I'm not so sure we really understand them. One the one hand, zeros are more fundamental than poles - poles can be reassigned by feedback, while zeros cannot be moved, they stay right where they are. Yes, stable zeros can be canceled - but they don't really go away, only become hard to observe - or unobservable if you believe in fairies and exact pole-zero cancelations.
On the other hand the very existence of a zero is somewhat arbitrary. A pure delay has no transmission zeros - what comes in gets out, at any input frequency. But a finite-dimensional approximation to a delay has transmission zeros. How can something apparently so immovable appear only in approximations?
The question is of course about the definition of the zeros in terms of the most fundamental description of a linear system, as a convolution of a kernel of integration with an input signal. Definitions in terms of transfer functions or state-space realizations are available and coincide.

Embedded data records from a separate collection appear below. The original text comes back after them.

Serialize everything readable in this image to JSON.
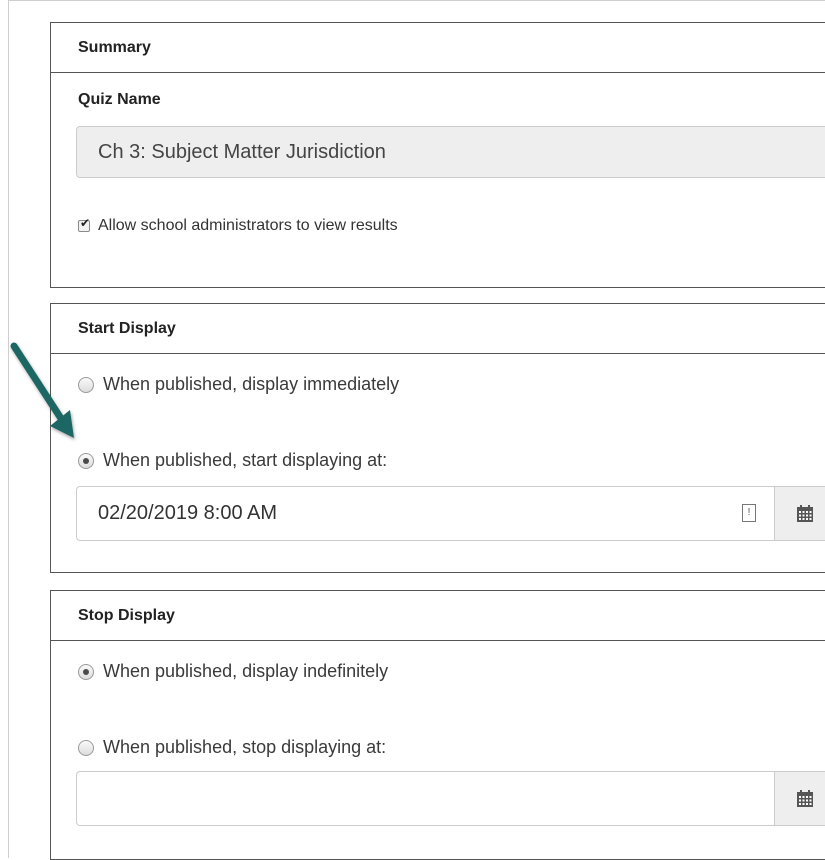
{
  "summary": {
    "heading": "Summary",
    "quiz_name_label": "Quiz Name",
    "quiz_name_value": "Ch 3: Subject Matter Jurisdiction",
    "allow_admins_label": "Allow school administrators to view results",
    "allow_admins_checked": true
  },
  "start_display": {
    "heading": "Start Display",
    "option_immediately": "When published, display immediately",
    "option_start_at": "When published, start displaying at:",
    "selected": "start_at",
    "date_value": "02/20/2019 8:00 AM"
  },
  "stop_display": {
    "heading": "Stop Display",
    "option_indefinitely": "When published, display indefinitely",
    "option_stop_at": "When published, stop displaying at:",
    "selected": "indefinitely",
    "date_value": ""
  },
  "icons": {
    "calendar": "calendar-icon",
    "annotation": "teal-arrow-pointer",
    "arrow_color": "#1f6663"
  }
}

Perhaps the definition of a zero as a transmission blocker is not so fundamental. I don't know, and I'm not terribly confident anyone does. Am I wrong?